■ TASK DATA:
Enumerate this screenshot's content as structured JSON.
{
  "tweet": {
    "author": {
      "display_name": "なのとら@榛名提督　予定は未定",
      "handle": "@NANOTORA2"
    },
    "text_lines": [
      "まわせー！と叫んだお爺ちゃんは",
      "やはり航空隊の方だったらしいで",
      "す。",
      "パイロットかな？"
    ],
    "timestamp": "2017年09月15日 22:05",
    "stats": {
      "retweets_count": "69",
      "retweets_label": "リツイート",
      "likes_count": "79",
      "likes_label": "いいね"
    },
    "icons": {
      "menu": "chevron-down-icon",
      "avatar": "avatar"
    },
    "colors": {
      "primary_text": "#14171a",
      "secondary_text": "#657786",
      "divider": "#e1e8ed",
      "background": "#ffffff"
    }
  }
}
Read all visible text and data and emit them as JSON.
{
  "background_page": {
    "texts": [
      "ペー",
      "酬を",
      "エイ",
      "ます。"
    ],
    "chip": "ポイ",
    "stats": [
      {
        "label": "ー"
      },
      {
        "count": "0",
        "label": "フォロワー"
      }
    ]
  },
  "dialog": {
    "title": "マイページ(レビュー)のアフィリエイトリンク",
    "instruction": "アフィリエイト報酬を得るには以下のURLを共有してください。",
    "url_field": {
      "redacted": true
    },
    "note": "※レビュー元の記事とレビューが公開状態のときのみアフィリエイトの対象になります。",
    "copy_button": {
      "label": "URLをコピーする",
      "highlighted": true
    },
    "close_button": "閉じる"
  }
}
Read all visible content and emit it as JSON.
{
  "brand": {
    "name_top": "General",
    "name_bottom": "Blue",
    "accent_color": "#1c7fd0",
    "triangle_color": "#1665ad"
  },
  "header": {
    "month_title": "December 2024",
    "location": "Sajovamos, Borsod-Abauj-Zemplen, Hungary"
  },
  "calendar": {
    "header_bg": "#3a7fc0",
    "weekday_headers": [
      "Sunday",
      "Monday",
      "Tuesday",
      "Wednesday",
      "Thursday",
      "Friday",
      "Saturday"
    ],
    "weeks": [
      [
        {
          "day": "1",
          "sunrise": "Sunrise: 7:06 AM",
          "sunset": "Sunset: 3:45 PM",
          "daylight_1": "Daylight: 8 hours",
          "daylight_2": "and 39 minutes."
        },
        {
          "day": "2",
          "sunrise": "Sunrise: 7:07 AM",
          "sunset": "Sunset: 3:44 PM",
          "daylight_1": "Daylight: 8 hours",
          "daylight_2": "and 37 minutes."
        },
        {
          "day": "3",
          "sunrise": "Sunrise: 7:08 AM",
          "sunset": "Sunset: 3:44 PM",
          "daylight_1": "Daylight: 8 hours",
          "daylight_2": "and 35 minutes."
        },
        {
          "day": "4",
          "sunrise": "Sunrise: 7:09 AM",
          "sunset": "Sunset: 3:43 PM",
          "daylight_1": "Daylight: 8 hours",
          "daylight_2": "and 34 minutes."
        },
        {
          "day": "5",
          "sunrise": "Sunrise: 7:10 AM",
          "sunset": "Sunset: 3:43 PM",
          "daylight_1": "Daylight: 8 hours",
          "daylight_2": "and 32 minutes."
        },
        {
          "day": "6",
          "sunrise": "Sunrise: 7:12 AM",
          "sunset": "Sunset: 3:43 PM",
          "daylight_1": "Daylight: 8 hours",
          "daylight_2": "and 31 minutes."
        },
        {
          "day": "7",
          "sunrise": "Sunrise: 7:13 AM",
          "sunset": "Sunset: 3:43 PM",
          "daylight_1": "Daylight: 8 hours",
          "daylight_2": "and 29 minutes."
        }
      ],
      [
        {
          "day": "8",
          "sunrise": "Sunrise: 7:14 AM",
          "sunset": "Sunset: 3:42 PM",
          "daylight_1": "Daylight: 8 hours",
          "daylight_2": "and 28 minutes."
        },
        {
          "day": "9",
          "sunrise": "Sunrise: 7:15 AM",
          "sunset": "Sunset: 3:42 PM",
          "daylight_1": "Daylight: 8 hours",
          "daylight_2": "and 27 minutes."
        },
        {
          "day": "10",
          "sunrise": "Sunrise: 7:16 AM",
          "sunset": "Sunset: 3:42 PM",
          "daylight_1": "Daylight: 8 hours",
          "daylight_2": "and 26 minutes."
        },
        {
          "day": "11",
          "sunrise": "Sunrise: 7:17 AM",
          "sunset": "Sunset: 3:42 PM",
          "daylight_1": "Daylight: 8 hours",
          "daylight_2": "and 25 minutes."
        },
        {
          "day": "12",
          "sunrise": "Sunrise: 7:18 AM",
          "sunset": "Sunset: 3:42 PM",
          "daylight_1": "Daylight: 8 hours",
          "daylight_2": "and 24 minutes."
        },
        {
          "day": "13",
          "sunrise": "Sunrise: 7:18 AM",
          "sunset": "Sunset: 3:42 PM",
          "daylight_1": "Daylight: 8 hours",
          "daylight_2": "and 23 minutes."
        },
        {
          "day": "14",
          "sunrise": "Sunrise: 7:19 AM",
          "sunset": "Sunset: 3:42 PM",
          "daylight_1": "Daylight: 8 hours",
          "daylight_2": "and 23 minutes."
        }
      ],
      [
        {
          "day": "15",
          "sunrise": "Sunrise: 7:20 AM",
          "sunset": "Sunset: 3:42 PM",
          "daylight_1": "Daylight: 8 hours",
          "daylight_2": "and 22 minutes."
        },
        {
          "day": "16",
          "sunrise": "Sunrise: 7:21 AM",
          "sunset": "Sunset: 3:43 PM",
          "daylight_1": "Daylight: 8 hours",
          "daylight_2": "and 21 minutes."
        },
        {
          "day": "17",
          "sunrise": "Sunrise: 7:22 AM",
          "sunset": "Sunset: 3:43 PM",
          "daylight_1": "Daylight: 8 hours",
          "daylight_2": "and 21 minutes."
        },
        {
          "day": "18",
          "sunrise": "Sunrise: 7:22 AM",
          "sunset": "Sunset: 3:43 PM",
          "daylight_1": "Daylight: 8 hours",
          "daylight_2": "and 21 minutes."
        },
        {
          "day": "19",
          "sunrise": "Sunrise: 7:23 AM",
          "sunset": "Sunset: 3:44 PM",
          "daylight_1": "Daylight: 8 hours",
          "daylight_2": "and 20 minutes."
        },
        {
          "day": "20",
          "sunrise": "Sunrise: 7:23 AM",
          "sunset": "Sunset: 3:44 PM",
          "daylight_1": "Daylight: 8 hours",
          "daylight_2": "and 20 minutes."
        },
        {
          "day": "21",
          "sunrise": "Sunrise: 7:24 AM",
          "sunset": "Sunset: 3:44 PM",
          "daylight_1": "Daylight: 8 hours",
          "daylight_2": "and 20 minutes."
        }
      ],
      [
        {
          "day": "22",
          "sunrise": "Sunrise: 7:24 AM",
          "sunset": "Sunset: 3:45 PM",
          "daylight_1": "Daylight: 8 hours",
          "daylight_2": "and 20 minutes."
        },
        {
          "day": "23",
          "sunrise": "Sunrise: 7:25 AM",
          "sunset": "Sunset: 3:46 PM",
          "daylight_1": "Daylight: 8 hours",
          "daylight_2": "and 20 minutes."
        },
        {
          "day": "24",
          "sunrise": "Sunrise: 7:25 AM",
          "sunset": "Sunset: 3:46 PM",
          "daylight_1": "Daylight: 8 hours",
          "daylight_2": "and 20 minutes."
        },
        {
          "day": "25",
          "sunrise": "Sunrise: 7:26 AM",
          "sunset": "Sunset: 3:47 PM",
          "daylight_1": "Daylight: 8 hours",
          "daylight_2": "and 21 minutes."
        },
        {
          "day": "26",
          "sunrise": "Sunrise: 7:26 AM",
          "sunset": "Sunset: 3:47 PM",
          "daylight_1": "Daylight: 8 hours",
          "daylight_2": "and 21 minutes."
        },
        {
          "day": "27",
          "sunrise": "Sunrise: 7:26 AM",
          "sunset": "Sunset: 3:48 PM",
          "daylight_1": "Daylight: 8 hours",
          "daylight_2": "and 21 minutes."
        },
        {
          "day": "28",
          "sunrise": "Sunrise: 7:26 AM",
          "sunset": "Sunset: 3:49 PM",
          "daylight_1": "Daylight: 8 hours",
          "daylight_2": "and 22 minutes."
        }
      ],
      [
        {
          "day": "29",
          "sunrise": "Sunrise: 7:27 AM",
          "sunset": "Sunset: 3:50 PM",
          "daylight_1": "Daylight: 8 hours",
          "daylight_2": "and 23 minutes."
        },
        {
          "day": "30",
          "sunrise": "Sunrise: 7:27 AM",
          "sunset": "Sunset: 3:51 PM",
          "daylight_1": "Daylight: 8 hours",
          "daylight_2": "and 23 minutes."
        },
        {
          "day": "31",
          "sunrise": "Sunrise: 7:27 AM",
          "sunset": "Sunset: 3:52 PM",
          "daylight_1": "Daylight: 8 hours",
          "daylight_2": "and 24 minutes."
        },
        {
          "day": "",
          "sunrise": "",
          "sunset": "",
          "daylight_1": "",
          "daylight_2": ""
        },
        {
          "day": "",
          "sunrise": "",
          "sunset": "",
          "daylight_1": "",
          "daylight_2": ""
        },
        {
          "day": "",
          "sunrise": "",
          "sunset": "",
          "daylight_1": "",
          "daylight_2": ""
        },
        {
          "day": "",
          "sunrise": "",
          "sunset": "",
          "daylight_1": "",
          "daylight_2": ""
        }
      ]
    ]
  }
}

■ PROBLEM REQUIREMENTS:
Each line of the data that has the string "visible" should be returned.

■ EXERCISE OUTPUT:
Read all visible text and data and emit them as JSON.
Read all visible content and emit it as JSON.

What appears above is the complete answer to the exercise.